Gujarat’s Disturbed Areas Act
#GS2 #Acts #Governance
President Ram Nath Kovind has given his assent to a Bill passed by the Gujarat Assembly last year, which made some important amendments to The Gujarat Prohibition of Transfer of Immovable Property and Provisions of Tenants from Eviction from Premises in Disturbed Areas Act, a controversial law that is popularly known as the ‘Disturbed Areas Act’.
What is the Disturbed Areas Act?
- Under the Disturbed Areas Act, a district Collector can notify a particular area of a city or town as a “disturbed area”. This notification is generally done based on the history of communal riots in the area.
- Following this notification, the transfer of immovable property in the disturbed area can take place only after the Collector expressly signs off on an application made by the buyer and the seller of the property.
- In the application, the seller has to attach an affidavit stating that she/he has sold the property of her/his free volition, and that she/he has got a fair market price.
- Violation of the Act’s provisions, that is, if property in a notified disturbed area is transferred without the Collector’s permission, invites imprisonment and a fine. The state government claims it is aiming to check communal polarisation of various parts of the state through the Act.
Why did the government amend the Act?
- As per the Gujarat government, the Bill to amend the Act was brought in after reports about individuals who had skirted the provisions of the Act by taking advantage of legal loopholes in it. It was argued that this could potentially lead to the communal polarisation of a particular locality.
- In the earlier version of the Act, the district Collector had to ensure, on the basis of an affidavit by the seller, that she/he had sold the property of her/his own free will, and that she/he had got the fair market price for it.

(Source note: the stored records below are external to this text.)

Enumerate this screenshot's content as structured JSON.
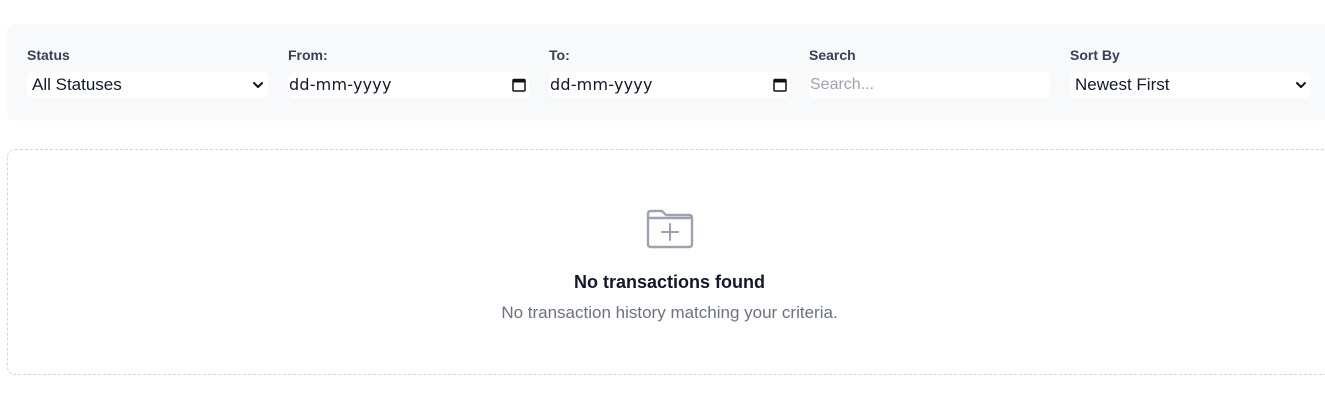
{
  "filters": {
    "status": {
      "label": "Status",
      "selected": "All Statuses",
      "icon": "chevron-down-icon"
    },
    "from": {
      "label": "From:",
      "value": "dd-mm-yyyy",
      "icon": "calendar-icon"
    },
    "to": {
      "label": "To:",
      "value": "dd-mm-yyyy",
      "icon": "calendar-icon"
    },
    "search": {
      "label": "Search",
      "placeholder": "Search..."
    },
    "sort": {
      "label": "Sort By",
      "selected": "Newest First",
      "icon": "chevron-down-icon"
    }
  },
  "empty_state": {
    "icon": "folder-plus-icon",
    "title": "No transactions found",
    "description": "No transaction history matching your criteria."
  },
  "colors": {
    "panel_background": "#f8f9fb",
    "muted_text": "#6b7280",
    "icon_gray": "#9ca3af"
  }
}
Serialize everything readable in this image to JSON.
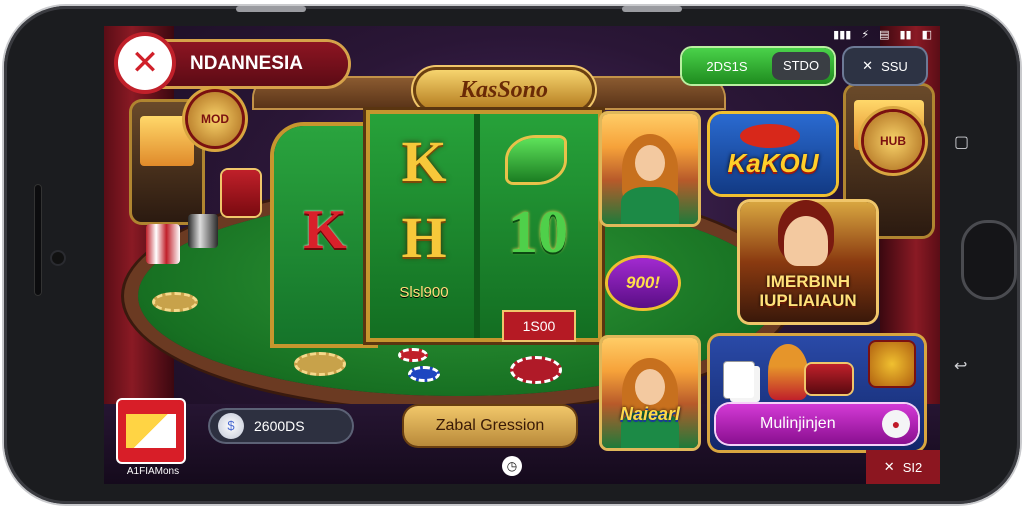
{
  "status_bar": {
    "icons": [
      "signal-icon",
      "wifi-icon",
      "battery-icon"
    ],
    "glyphs": [
      "▮▮▮",
      "⚡",
      "▤",
      "▮▮",
      "◧"
    ]
  },
  "region": {
    "label": "NDANNESIA",
    "close_glyph": "✕"
  },
  "top_right": {
    "green_left": "2DS1S",
    "green_right": "STDO",
    "dark_icon": "✕",
    "dark_label": "SSU"
  },
  "game_title": "KasSono",
  "reels": {
    "side_symbol": "K",
    "col1_symbols": [
      "K",
      "H"
    ],
    "col2_symbols": [
      "10"
    ],
    "col1_value": "Slsl900",
    "col2_value": "1S00",
    "promo_badge": "900!"
  },
  "right_panel": {
    "kabou_label": "KaKOU",
    "mid_promo": "IMERBINH\nIUPLIAIAUN",
    "lady_card_label": "Naiearl",
    "multi_button": "Mulinjinjen"
  },
  "emblems": {
    "left": "MOD",
    "right": "HUB"
  },
  "bottom": {
    "mail_label": "A1FIAMons",
    "coin_value": "2600DS",
    "gold_button": "Zabal Gression",
    "tools_label": "SI2",
    "tools_icon": "✕",
    "clock_glyph": "◷"
  },
  "phone_nav": {
    "recent": "▢",
    "back": "↩"
  },
  "colors": {
    "accent_green": "#1f8c1f",
    "accent_red": "#c0202a",
    "gold": "#d6a24a",
    "felt": "#177022"
  }
}
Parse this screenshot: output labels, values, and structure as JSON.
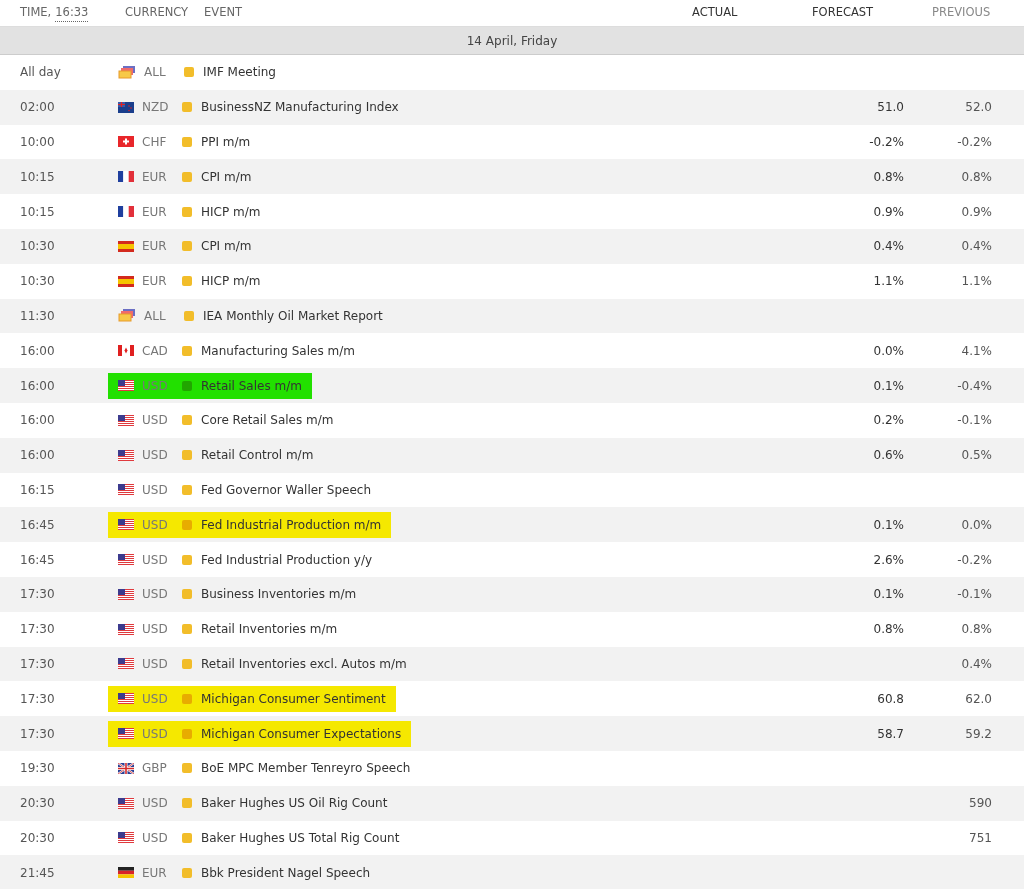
{
  "header": {
    "time_label": "TIME,",
    "time_value": "16:33",
    "columns": [
      "CURRENCY",
      "EVENT",
      "ACTUAL",
      "FORECAST",
      "PREVIOUS"
    ]
  },
  "date": "14 April, Friday",
  "rows": [
    {
      "time": "All day",
      "kind": "multi",
      "currency": "ALL",
      "event": "IMF Meeting"
    },
    {
      "time": "02:00",
      "kind": "nz",
      "currency": "NZD",
      "event": "BusinessNZ Manufacturing Index",
      "forecast": "51.0",
      "previous": "52.0"
    },
    {
      "time": "10:00",
      "kind": "ch",
      "currency": "CHF",
      "event": "PPI m/m",
      "forecast": "-0.2%",
      "previous": "-0.2%"
    },
    {
      "time": "10:15",
      "kind": "fr",
      "currency": "EUR",
      "event": "CPI m/m",
      "forecast": "0.8%",
      "previous": "0.8%"
    },
    {
      "time": "10:15",
      "kind": "fr",
      "currency": "EUR",
      "event": "HICP m/m",
      "forecast": "0.9%",
      "previous": "0.9%"
    },
    {
      "time": "10:30",
      "kind": "es",
      "currency": "EUR",
      "event": "CPI m/m",
      "forecast": "0.4%",
      "previous": "0.4%"
    },
    {
      "time": "10:30",
      "kind": "es",
      "currency": "EUR",
      "event": "HICP m/m",
      "forecast": "1.1%",
      "previous": "1.1%"
    },
    {
      "time": "11:30",
      "kind": "multi",
      "currency": "ALL",
      "event": "IEA Monthly Oil Market Report"
    },
    {
      "time": "16:00",
      "kind": "ca",
      "currency": "CAD",
      "event": "Manufacturing Sales m/m",
      "forecast": "0.0%",
      "previous": "4.1%"
    },
    {
      "time": "16:00",
      "kind": "us",
      "currency": "USD",
      "event": "Retail Sales m/m",
      "forecast": "0.1%",
      "previous": "-0.4%",
      "color": "#22e000"
    },
    {
      "time": "16:00",
      "kind": "us",
      "currency": "USD",
      "event": "Core Retail Sales m/m",
      "forecast": "0.2%",
      "previous": "-0.1%"
    },
    {
      "time": "16:00",
      "kind": "us",
      "currency": "USD",
      "event": "Retail Control m/m",
      "forecast": "0.6%",
      "previous": "0.5%"
    },
    {
      "time": "16:15",
      "kind": "us",
      "currency": "USD",
      "event": "Fed Governor Waller Speech"
    },
    {
      "time": "16:45",
      "kind": "us",
      "currency": "USD",
      "event": "Fed Industrial Production m/m",
      "forecast": "0.1%",
      "previous": "0.0%",
      "color": "#f5e800"
    },
    {
      "time": "16:45",
      "kind": "us",
      "currency": "USD",
      "event": "Fed Industrial Production y/y",
      "forecast": "2.6%",
      "previous": "-0.2%"
    },
    {
      "time": "17:30",
      "kind": "us",
      "currency": "USD",
      "event": "Business Inventories m/m",
      "forecast": "0.1%",
      "previous": "-0.1%"
    },
    {
      "time": "17:30",
      "kind": "us",
      "currency": "USD",
      "event": "Retail Inventories m/m",
      "forecast": "0.8%",
      "previous": "0.8%"
    },
    {
      "time": "17:30",
      "kind": "us",
      "currency": "USD",
      "event": "Retail Inventories excl. Autos m/m",
      "previous": "0.4%"
    },
    {
      "time": "17:30",
      "kind": "us",
      "currency": "USD",
      "event": "Michigan Consumer Sentiment",
      "forecast": "60.8",
      "previous": "62.0",
      "color": "#f5e800"
    },
    {
      "time": "17:30",
      "kind": "us",
      "currency": "USD",
      "event": "Michigan Consumer Expectations",
      "forecast": "58.7",
      "previous": "59.2",
      "color": "#f5e800"
    },
    {
      "time": "19:30",
      "kind": "gb",
      "currency": "GBP",
      "event": "BoE MPC Member Tenreyro Speech"
    },
    {
      "time": "20:30",
      "kind": "us",
      "currency": "USD",
      "event": "Baker Hughes US Oil Rig Count",
      "previous": "590"
    },
    {
      "time": "20:30",
      "kind": "us",
      "currency": "USD",
      "event": "Baker Hughes US Total Rig Count",
      "previous": "751"
    },
    {
      "time": "21:45",
      "kind": "de",
      "currency": "EUR",
      "event": "Bbk President Nagel Speech"
    }
  ]
}
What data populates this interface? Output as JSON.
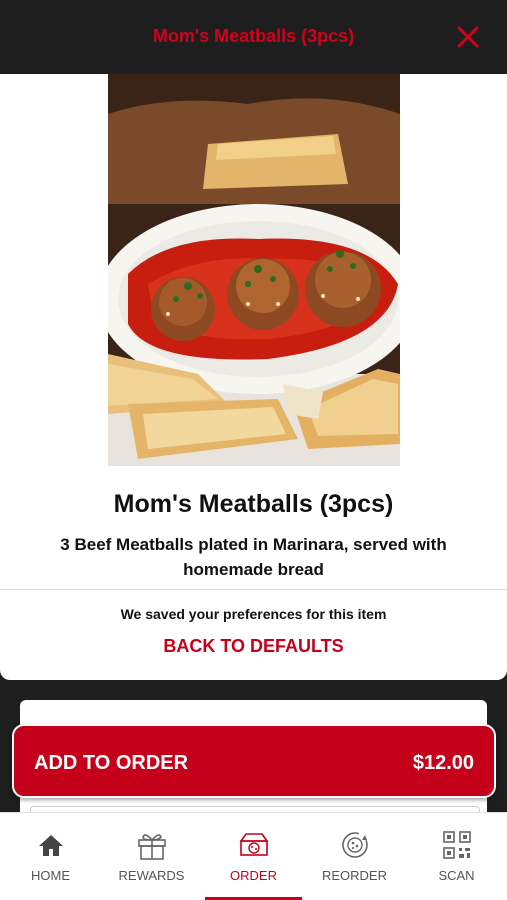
{
  "header": {
    "title": "Mom's Meatballs (3pcs)",
    "close_icon": "close-icon"
  },
  "item": {
    "name": "Mom's Meatballs (3pcs)",
    "description": "3 Beef Meatballs plated in Marinara, served with homemade bread",
    "image_icon": "meatballs-photo"
  },
  "preferences": {
    "message": "We saved your preferences for this item",
    "reset_label": "BACK TO DEFAULTS"
  },
  "order_button": {
    "label": "ADD TO ORDER",
    "price": "$12.00"
  },
  "nav": {
    "items": [
      {
        "label": "HOME",
        "icon": "home-icon"
      },
      {
        "label": "REWARDS",
        "icon": "gift-icon"
      },
      {
        "label": "ORDER",
        "icon": "pizza-box-icon",
        "active": true
      },
      {
        "label": "REORDER",
        "icon": "reorder-icon"
      },
      {
        "label": "SCAN",
        "icon": "qr-code-icon"
      }
    ]
  },
  "colors": {
    "accent": "#c4001a",
    "header_bg": "#1e1e1e"
  }
}
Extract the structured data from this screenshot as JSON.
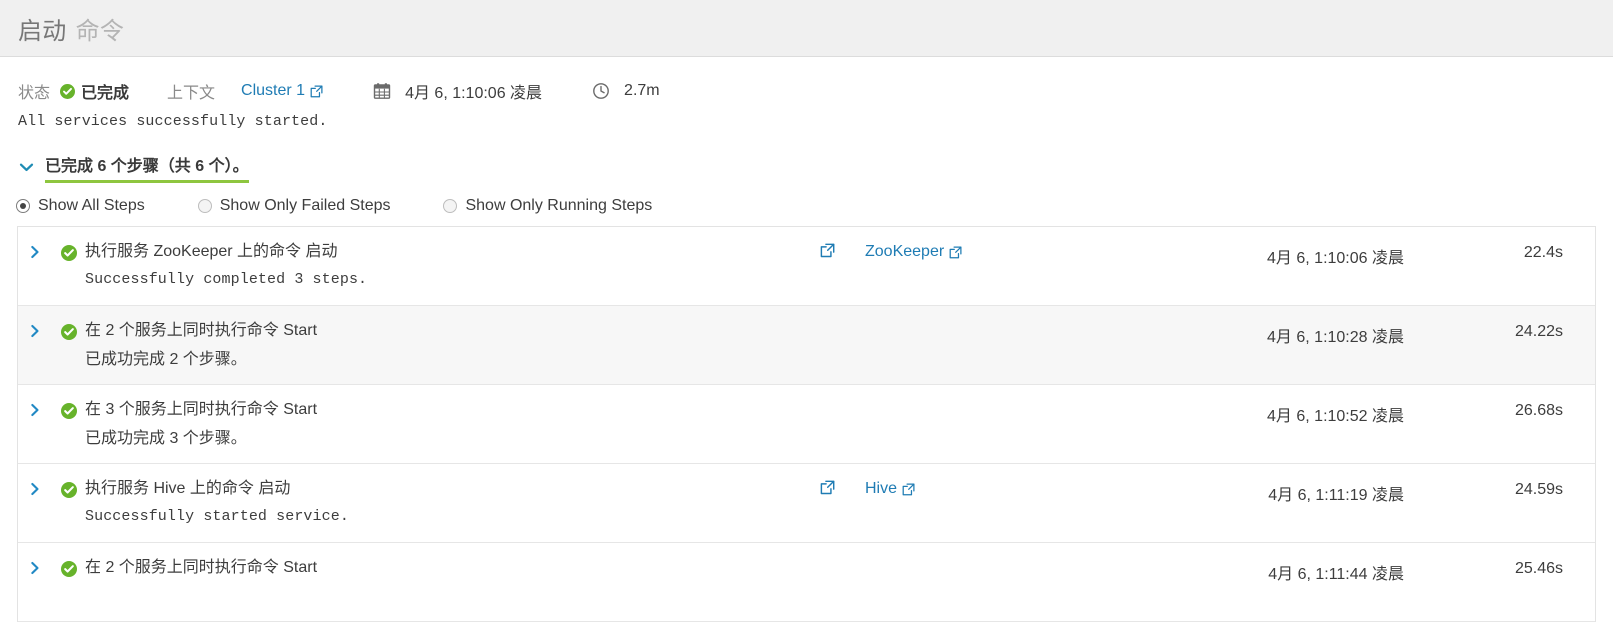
{
  "header": {
    "title_main": "启动",
    "title_sub": "命令"
  },
  "meta": {
    "status_label": "状态",
    "status_value": "已完成",
    "status_icon": "check-circle-icon",
    "context_label": "上下文",
    "context_link": "Cluster 1",
    "context_link_icon": "external-link-icon",
    "calendar_icon": "calendar-icon",
    "start_time": "4月 6, 1:10:06 凌晨",
    "clock_icon": "clock-icon",
    "duration": "2.7m"
  },
  "description": "All services successfully started.",
  "steps_section": {
    "chevron_icon": "chevron-down-icon",
    "summary": "已完成 6 个步骤（共 6 个）。",
    "underline_color": "#8ec63f",
    "filters": [
      {
        "label": "Show All Steps",
        "selected": true
      },
      {
        "label": "Show Only Failed Steps",
        "selected": false
      },
      {
        "label": "Show Only Running Steps",
        "selected": false
      }
    ]
  },
  "steps_table": {
    "rows": [
      {
        "expand_icon": "chevron-right-icon",
        "state_icon": "check-circle-icon",
        "title": "执行服务 ZooKeeper 上的命令 启动",
        "subtitle": "Successfully completed 3 steps.",
        "subtitle_mono": true,
        "detail_icon": "external-link-icon",
        "service_link": "ZooKeeper",
        "service_link_icon": "external-link-icon",
        "time": "4月 6, 1:10:06 凌晨",
        "duration": "22.4s",
        "alt": false
      },
      {
        "expand_icon": "chevron-right-icon",
        "state_icon": "check-circle-icon",
        "title": "在 2 个服务上同时执行命令 Start",
        "subtitle": "已成功完成 2 个步骤。",
        "subtitle_mono": false,
        "detail_icon": "",
        "service_link": "",
        "service_link_icon": "",
        "time": "4月 6, 1:10:28 凌晨",
        "duration": "24.22s",
        "alt": true
      },
      {
        "expand_icon": "chevron-right-icon",
        "state_icon": "check-circle-icon",
        "title": "在 3 个服务上同时执行命令 Start",
        "subtitle": "已成功完成 3 个步骤。",
        "subtitle_mono": false,
        "detail_icon": "",
        "service_link": "",
        "service_link_icon": "",
        "time": "4月 6, 1:10:52 凌晨",
        "duration": "26.68s",
        "alt": false
      },
      {
        "expand_icon": "chevron-right-icon",
        "state_icon": "check-circle-icon",
        "title": "执行服务 Hive 上的命令 启动",
        "subtitle": "Successfully started service.",
        "subtitle_mono": true,
        "detail_icon": "external-link-icon",
        "service_link": "Hive",
        "service_link_icon": "external-link-icon",
        "time": "4月 6, 1:11:19 凌晨",
        "duration": "24.59s",
        "alt": false
      },
      {
        "expand_icon": "chevron-right-icon",
        "state_icon": "check-circle-icon",
        "title": "在 2 个服务上同时执行命令 Start",
        "subtitle": "",
        "subtitle_mono": false,
        "detail_icon": "",
        "service_link": "",
        "service_link_icon": "",
        "time": "4月 6, 1:11:44 凌晨",
        "duration": "25.46s",
        "alt": false
      }
    ]
  },
  "colors": {
    "link": "#1f7cb4",
    "success": "#67b32b",
    "underline": "#8ec63f",
    "chevron": "#2189c4",
    "titlebar_bg": "#f0f0f0"
  }
}
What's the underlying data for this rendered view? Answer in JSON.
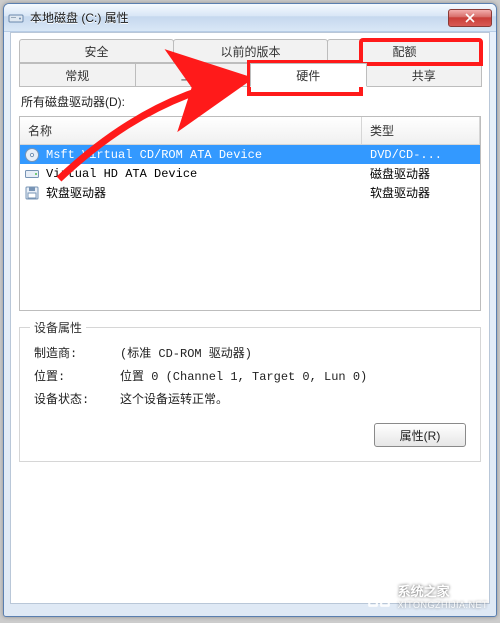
{
  "window": {
    "title": "本地磁盘 (C:) 属性"
  },
  "tabs": {
    "row1": [
      "安全",
      "以前的版本",
      "配额"
    ],
    "row2": [
      "常规",
      "工具",
      "硬件",
      "共享"
    ],
    "active": "硬件"
  },
  "list": {
    "label": "所有磁盘驱动器(D):",
    "columns": {
      "name": "名称",
      "type": "类型"
    },
    "rows": [
      {
        "name": "Msft Virtual CD/ROM ATA Device",
        "type": "DVD/CD-...",
        "icon": "cdrom-icon",
        "selected": true
      },
      {
        "name": "Virtual HD ATA Device",
        "type": "磁盘驱动器",
        "icon": "hdd-icon",
        "selected": false
      },
      {
        "name": "软盘驱动器",
        "type": "软盘驱动器",
        "icon": "floppy-icon",
        "selected": false
      }
    ]
  },
  "properties": {
    "legend": "设备属性",
    "manufacturer_label": "制造商:",
    "manufacturer_value": "(标准 CD-ROM 驱动器)",
    "location_label": "位置:",
    "location_value": "位置 0 (Channel 1, Target 0, Lun 0)",
    "status_label": "设备状态:",
    "status_value": "这个设备运转正常。"
  },
  "buttons": {
    "properties": "属性(R)"
  },
  "watermark": {
    "brand": "系统之家",
    "sub": "XITONGZHIJIA.NET"
  }
}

- However, there were reports of anti-social elements selling and buying properties after either threatening people or luring them with higher prices, in areas marked as “disturbed”.
- It was reported that at times, these elements had got transfers done even without the Collector’s prior permission by getting the transfer deed registered under the provisions of The Registration Act, in which the Collector’s prior sanction under The DA Act was not required. This had resulted in clustering or polarisation of localities.
What are the key provisions in the Amended Act?
- The amended Act gives the Collector more powers to ascertain if there is a likelihood of “polarisation” or “improper clustering” of persons belonging to a particular community, thus disturbing the demographic equilibrium in the area. Also, the state government is now authorised to review a decision taken by the Collector.
- To check the registration of transfer of properties in disturbed areas without the Collector’s prior approval, the amended Act has a provision to enlarge the scope of the term ‘transfer’, and include transfer of right, title or interest in or over such property in disturbed areas by way of sale, gift, exchange, and lease. To achieve this goal, the Act has amended the Registration Act under which no property in disturbed areas can be registered without prior sanction of the Collector.
- As per the government, earlier only those areas which had witnessed (communal) riots would be notified as ‘disturbed areas’. However, now, the government can notify any area as ‘disturbed area’ where it sees the possibility of a communal riot, or where it sees the possibility of a particular community’s polarisation.